This task calls for copying every line in the data below that contains the word "popularity".

....................

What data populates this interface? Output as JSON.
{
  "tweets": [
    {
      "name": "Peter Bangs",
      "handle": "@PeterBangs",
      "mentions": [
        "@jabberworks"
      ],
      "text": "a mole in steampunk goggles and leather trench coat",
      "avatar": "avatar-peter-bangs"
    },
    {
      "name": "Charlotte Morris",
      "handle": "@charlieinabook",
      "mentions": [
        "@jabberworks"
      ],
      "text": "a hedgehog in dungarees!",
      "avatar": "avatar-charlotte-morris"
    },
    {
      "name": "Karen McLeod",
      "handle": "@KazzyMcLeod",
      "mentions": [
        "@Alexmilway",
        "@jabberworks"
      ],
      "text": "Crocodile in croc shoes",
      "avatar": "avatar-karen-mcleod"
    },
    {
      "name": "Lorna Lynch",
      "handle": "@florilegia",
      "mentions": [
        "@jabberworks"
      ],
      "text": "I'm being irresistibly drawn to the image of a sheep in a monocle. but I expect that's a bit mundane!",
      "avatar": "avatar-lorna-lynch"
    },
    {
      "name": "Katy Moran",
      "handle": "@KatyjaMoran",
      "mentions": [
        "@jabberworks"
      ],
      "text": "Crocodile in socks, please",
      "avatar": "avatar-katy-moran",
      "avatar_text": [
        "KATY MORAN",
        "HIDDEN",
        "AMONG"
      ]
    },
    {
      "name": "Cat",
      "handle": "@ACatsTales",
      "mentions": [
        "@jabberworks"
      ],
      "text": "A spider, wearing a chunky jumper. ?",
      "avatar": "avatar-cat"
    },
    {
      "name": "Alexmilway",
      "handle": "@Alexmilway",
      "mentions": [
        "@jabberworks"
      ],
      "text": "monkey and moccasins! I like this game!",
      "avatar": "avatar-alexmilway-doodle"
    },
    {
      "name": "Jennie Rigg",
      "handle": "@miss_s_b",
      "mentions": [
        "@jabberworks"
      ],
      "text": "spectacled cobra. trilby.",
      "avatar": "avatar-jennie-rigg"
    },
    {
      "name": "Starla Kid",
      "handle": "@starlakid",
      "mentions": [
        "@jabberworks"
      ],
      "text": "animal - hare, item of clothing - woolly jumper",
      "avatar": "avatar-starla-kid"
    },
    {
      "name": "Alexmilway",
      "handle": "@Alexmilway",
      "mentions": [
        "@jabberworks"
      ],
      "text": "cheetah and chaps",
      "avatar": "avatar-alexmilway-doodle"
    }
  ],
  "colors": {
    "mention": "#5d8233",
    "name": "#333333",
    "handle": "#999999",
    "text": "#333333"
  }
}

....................

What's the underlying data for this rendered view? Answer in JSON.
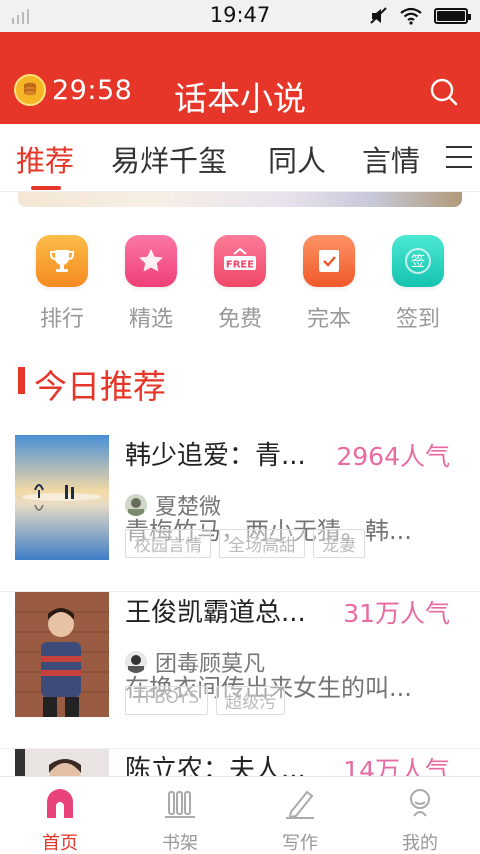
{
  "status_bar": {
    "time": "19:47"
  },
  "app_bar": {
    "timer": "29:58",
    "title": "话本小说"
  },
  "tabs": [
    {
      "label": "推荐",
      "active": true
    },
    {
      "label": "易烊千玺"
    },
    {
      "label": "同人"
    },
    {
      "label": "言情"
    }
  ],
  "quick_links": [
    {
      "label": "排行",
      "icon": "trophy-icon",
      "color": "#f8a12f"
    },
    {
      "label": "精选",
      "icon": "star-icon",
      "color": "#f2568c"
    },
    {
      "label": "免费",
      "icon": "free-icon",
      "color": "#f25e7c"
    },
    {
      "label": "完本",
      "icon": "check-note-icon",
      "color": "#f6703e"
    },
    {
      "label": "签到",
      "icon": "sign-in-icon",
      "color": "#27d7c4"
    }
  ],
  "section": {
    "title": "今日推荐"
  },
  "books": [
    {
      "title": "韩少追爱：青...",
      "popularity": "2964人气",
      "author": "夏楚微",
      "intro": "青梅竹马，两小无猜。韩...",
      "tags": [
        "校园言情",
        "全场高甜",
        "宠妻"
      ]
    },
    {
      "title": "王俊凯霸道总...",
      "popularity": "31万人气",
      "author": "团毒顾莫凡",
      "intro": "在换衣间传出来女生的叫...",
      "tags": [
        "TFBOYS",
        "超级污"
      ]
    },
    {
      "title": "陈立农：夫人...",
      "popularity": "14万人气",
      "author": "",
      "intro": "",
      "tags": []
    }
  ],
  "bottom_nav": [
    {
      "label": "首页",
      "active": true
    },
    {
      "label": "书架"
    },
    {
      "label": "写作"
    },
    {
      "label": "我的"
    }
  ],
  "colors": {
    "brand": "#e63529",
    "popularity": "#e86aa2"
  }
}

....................

**RESULT OF THE EXERCISE:**
      "popularity": "2964人气",
      "popularity": "31万人气",
      "popularity": "14万人气",
    "popularity": "#e86aa2"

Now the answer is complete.